The other highlight of the week is the assembly. Like the church service, the program is planned and run by the students. There are announcements from the Headmaster, other administrators and often teachers, but more often the girls read their own poetry, announce and celebrate any special individual or group accomplishments, and show relevant and timely video clips as part of the weekly “information prefect’s” responsibility. We often have visitors speak and as a volunteer you will be expected at some point to share your own story with the girls. The assembly is informative, well executed and lots of fun.

Graduates

Stella-Noella


Stella-Noella Tetero interest in engineering was fueled by a desire to defy the norms and “prove her worth”, but she soon realized that engineering was one of her passions in life. “I loved the fact that every piece of information I received raised more questions, and I wanted to be part of the people who try to find solutions,” Tetero says. “Finding these solutions often raises even more problems, but that is part of the beauty of engineering. Ways to make the world better still humble us as human beings who cannot fix all the flaws in the world.” She says of studying at Columbia University, “Being constantly surrounded at SEAS by such brilliant individuals in different fields instills a certain competition, not the bad kind of wanting to prove who has the upper hand, but the kind that brings out the best in each of us and makes us want to go as far as we can in whatever we’re passionate about.”

Beatrice

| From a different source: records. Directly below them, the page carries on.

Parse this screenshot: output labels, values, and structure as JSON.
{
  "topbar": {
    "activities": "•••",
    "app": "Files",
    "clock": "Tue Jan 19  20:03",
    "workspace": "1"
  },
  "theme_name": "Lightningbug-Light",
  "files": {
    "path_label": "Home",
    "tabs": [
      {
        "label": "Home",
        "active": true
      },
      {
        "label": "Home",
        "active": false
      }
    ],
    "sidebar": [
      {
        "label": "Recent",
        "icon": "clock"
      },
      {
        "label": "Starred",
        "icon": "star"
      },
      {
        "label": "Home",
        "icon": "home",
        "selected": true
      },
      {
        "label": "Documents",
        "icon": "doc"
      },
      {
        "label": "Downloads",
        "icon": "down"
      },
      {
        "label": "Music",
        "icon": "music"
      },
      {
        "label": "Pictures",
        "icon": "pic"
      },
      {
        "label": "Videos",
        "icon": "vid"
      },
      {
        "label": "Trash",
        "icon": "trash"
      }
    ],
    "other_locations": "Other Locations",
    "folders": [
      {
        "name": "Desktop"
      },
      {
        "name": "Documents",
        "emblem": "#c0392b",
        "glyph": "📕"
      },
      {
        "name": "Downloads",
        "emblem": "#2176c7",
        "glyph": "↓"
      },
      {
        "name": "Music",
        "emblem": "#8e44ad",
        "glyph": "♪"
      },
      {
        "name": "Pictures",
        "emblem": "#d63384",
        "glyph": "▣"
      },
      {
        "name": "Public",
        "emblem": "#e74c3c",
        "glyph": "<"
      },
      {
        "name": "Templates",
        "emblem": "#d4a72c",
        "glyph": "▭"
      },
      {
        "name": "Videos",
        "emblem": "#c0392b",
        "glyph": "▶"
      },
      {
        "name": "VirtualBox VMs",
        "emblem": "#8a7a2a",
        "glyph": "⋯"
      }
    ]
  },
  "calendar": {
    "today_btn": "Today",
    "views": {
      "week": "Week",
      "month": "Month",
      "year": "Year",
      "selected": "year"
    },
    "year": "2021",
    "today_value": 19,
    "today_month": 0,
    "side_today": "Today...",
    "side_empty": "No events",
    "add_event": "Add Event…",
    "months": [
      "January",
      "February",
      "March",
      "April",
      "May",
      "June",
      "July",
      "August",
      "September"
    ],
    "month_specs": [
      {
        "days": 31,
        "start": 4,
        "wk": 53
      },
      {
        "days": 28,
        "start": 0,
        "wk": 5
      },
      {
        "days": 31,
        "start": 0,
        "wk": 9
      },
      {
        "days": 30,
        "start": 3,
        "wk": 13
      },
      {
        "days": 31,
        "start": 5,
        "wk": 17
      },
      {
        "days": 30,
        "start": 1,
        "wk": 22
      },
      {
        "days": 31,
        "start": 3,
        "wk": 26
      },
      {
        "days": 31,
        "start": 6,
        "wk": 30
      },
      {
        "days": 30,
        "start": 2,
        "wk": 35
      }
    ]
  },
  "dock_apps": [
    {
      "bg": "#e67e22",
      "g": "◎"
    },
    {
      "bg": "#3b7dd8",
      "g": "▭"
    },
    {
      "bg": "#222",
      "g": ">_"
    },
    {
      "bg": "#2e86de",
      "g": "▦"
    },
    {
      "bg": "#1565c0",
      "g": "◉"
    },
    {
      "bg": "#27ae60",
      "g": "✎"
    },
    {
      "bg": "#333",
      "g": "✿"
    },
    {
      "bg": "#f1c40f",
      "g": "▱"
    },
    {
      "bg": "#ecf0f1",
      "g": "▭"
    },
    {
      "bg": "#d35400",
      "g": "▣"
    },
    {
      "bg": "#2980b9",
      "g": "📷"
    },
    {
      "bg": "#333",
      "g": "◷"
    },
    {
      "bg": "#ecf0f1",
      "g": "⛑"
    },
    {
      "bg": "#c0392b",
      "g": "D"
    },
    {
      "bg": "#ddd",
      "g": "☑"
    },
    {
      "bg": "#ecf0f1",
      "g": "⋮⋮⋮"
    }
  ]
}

Beatrice, class of 2013, didn't see a clear picture of how to make her dreams come true of being a doctor before coming to Gashora. Through her time at GGAST she came to appreciate different perspectives and know that “regardless of our differences we could all come together and enjoy each other’s company.” This has helped her at McGill University where she received one of the best scholarships in the world—the MasterCard Foundation Scholarship. “College has been challenging and inspiring, full of ups and downs, but one of great successes. Just like the bonds that pulled me through GGAST, the bonds I have made in college will pull me later in life, and I cherish that.” She is pursuing a degree in Biological, Biomedical and Life Sciences program, which will equip her with the skills to fulfill her dreams. “I know great things are awaiting. I see myself making an impact on my country, helping families achieve greater freedom from the constraints of poverty and disease, empowering them to live healthier lives. I look at the Gashora Girls of the past and future, and I can confidently say our future, our families’ and our nation’s future is bright, for the greatness Gashora Girls have in them will be carried into their next generation.”